■ **PROMPT**:
Each line containing the string "Toàn" should be copied out of the entries.

------ RECORDS ------

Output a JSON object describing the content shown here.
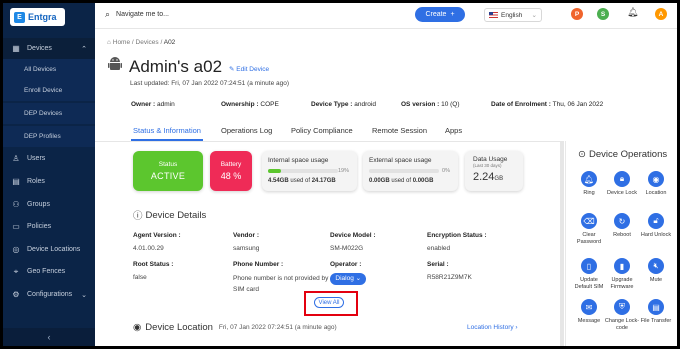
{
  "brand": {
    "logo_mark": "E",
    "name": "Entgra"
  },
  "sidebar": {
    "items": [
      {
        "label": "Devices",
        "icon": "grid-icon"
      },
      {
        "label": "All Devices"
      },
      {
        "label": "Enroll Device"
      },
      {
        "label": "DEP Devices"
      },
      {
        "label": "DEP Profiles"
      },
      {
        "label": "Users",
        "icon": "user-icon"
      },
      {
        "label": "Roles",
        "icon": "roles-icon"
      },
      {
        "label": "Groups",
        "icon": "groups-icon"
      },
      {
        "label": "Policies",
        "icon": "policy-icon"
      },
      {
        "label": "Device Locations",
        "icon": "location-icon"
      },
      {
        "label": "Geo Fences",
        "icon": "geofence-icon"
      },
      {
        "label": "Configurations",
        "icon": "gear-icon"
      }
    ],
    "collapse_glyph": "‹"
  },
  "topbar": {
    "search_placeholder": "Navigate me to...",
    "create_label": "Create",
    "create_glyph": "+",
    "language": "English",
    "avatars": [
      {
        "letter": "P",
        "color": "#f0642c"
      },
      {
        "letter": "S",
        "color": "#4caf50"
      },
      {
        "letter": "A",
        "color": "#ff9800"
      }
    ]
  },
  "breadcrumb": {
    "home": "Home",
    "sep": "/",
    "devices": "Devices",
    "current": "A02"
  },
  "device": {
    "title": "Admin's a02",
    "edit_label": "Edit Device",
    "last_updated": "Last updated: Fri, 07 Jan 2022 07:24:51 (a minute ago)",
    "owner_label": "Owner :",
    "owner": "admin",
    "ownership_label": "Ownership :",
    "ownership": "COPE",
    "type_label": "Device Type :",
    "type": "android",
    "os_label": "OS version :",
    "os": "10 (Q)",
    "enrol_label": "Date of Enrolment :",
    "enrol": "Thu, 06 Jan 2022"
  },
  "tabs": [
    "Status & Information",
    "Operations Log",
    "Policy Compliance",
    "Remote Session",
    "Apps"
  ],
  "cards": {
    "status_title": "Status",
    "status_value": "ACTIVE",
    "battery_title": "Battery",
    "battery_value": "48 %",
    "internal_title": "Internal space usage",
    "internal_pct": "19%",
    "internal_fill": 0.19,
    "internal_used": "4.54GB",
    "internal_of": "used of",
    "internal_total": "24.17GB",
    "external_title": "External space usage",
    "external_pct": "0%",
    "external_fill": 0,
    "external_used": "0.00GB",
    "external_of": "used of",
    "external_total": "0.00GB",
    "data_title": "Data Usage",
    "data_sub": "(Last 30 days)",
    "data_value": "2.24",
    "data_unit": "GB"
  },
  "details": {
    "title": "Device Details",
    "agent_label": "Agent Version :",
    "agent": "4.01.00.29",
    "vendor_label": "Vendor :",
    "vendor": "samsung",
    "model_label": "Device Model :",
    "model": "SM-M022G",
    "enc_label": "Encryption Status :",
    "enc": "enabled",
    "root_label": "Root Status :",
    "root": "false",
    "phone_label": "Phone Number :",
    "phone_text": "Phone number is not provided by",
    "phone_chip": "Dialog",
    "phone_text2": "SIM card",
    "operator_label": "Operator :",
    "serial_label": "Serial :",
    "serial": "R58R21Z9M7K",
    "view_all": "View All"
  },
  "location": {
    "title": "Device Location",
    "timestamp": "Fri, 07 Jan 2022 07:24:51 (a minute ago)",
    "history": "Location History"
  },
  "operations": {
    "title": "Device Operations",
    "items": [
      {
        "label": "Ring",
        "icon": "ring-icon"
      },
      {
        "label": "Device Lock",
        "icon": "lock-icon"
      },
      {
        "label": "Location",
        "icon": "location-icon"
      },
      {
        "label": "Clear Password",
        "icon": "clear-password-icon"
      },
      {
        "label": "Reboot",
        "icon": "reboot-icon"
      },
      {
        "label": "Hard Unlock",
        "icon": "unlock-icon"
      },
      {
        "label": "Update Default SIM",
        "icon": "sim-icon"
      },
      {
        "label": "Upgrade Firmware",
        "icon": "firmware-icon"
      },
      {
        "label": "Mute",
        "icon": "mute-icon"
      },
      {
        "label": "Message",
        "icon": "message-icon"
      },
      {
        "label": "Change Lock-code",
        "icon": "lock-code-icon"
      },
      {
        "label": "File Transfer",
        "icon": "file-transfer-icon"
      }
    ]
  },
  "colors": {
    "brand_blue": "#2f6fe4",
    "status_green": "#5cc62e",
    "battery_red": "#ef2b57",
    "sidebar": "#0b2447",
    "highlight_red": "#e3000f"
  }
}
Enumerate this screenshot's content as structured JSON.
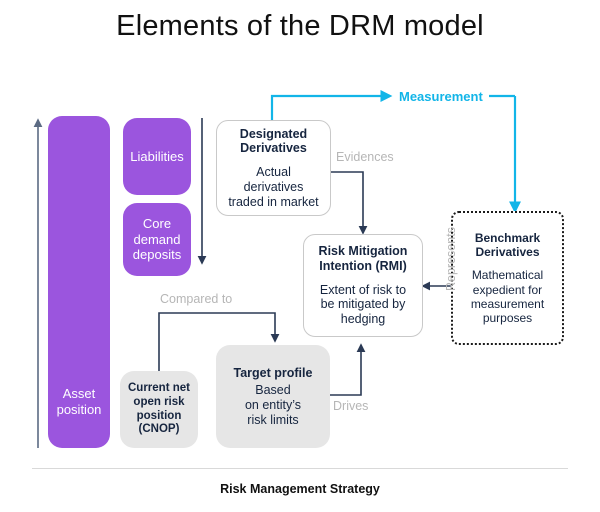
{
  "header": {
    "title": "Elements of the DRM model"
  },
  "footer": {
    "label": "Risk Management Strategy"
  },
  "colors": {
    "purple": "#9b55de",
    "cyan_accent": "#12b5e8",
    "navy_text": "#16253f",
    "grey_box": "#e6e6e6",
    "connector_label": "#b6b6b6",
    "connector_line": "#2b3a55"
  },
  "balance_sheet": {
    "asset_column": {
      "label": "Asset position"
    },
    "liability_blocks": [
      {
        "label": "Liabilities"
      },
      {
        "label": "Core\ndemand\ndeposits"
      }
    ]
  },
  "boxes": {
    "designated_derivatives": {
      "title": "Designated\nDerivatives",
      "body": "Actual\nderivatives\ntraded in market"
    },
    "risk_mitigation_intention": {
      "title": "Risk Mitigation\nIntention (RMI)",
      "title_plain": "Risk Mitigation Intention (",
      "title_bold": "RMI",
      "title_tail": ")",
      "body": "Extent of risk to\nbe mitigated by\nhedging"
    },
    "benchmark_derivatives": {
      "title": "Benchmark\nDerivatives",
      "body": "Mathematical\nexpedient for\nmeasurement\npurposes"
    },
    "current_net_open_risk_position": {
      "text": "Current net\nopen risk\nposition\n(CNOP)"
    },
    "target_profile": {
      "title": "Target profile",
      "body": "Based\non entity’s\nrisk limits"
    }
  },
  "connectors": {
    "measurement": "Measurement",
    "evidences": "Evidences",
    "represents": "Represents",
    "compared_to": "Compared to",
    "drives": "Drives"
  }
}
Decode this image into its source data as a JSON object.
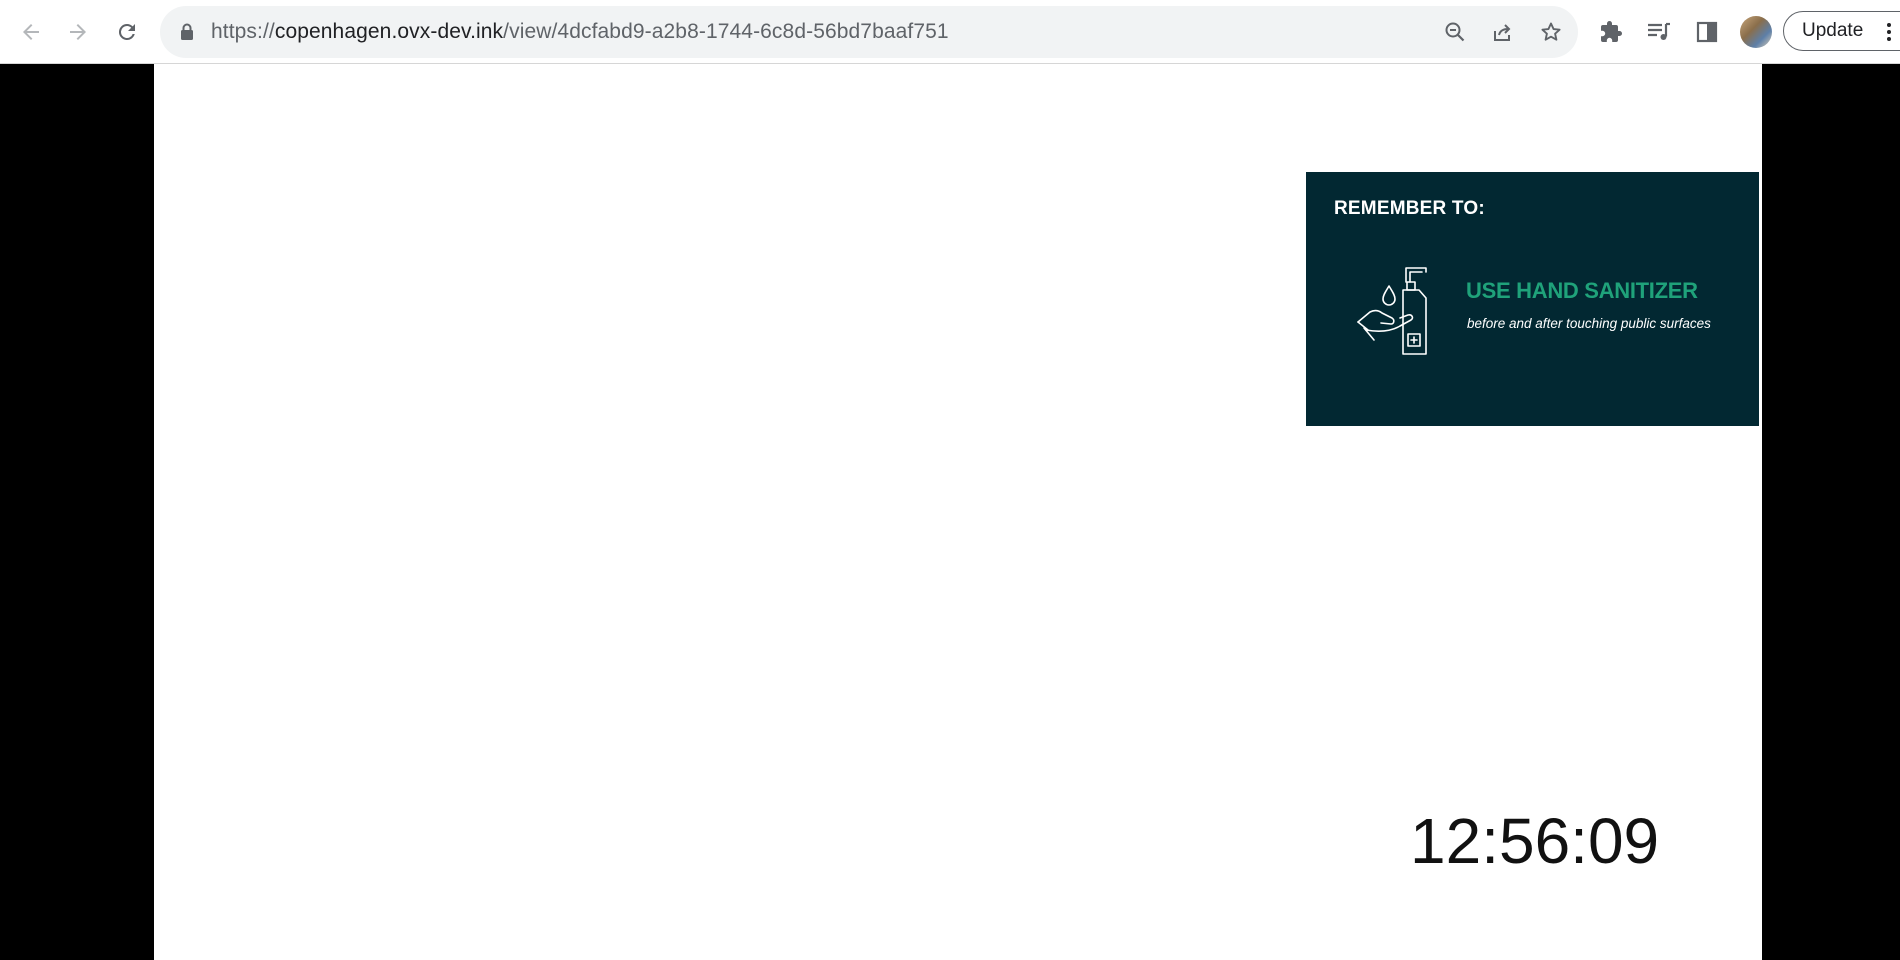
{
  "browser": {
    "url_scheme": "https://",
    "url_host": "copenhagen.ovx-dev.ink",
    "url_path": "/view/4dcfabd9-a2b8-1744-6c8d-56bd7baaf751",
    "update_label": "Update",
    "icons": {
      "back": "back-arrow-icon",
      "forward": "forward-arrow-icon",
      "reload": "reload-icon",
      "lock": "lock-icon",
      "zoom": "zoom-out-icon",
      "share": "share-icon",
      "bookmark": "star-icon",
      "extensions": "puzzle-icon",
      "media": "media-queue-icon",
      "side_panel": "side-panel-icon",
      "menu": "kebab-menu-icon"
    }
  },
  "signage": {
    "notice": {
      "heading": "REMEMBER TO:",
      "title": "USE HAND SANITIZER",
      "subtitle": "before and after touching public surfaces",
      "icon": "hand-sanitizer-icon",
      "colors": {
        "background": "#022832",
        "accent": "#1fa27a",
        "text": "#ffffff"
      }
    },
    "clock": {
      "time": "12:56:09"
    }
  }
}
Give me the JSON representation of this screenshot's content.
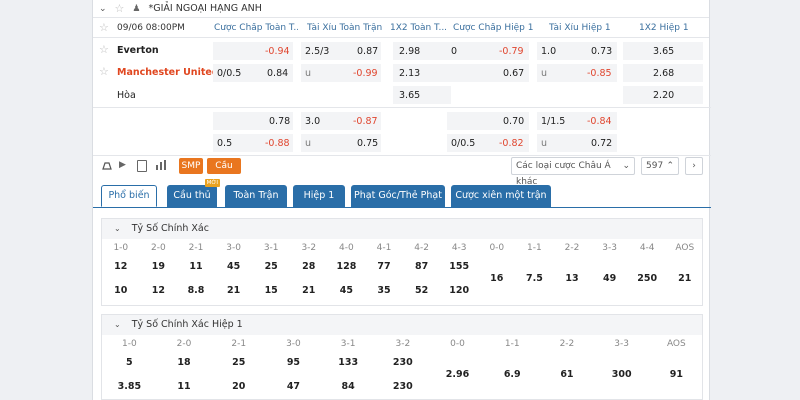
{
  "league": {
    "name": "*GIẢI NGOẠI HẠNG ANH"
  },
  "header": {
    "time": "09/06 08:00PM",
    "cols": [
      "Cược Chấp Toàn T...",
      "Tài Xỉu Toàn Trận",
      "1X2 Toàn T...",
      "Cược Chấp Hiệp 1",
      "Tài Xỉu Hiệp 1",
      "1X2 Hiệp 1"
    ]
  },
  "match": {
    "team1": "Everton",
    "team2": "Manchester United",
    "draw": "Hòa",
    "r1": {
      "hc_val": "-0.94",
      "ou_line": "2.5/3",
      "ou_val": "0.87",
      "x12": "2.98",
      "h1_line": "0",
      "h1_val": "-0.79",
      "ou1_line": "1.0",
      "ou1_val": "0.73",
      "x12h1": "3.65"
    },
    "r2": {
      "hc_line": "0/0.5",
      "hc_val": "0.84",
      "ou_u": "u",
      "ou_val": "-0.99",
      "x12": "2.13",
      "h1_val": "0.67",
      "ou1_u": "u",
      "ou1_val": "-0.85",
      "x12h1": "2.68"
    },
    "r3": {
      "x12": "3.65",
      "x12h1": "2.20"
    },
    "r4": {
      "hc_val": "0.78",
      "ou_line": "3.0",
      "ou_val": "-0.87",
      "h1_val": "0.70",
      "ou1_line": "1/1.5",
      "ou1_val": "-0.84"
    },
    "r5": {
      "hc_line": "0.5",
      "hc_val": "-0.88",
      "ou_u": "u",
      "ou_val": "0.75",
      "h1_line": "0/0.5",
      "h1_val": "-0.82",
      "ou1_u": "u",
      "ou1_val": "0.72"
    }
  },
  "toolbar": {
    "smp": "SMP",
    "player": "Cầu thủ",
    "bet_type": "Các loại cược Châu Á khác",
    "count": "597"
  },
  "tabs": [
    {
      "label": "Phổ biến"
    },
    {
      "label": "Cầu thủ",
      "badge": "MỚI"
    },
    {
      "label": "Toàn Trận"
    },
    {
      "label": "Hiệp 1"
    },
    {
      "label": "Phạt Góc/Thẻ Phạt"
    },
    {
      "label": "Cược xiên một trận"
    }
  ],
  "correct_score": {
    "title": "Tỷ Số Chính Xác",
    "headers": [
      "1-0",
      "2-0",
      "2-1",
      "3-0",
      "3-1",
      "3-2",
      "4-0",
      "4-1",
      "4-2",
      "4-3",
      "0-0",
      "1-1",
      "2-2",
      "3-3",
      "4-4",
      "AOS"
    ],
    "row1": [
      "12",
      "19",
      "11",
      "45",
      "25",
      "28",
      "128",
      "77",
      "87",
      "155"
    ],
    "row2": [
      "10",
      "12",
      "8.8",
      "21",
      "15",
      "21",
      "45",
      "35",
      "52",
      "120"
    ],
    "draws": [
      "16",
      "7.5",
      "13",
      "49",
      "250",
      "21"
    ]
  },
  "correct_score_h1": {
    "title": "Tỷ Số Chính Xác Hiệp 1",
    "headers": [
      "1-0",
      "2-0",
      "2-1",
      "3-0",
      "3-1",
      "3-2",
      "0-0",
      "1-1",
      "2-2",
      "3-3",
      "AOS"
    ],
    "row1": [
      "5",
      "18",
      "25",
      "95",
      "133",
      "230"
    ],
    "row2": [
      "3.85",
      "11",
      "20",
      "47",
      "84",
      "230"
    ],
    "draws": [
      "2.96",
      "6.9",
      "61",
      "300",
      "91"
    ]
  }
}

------

■ **ANSWER BELOW**:
      "Cược Chấp Toàn T...",
      "Tài Xỉu Toàn Trận",
      "1X2 Toàn T...",
      "label": "Toàn Trận"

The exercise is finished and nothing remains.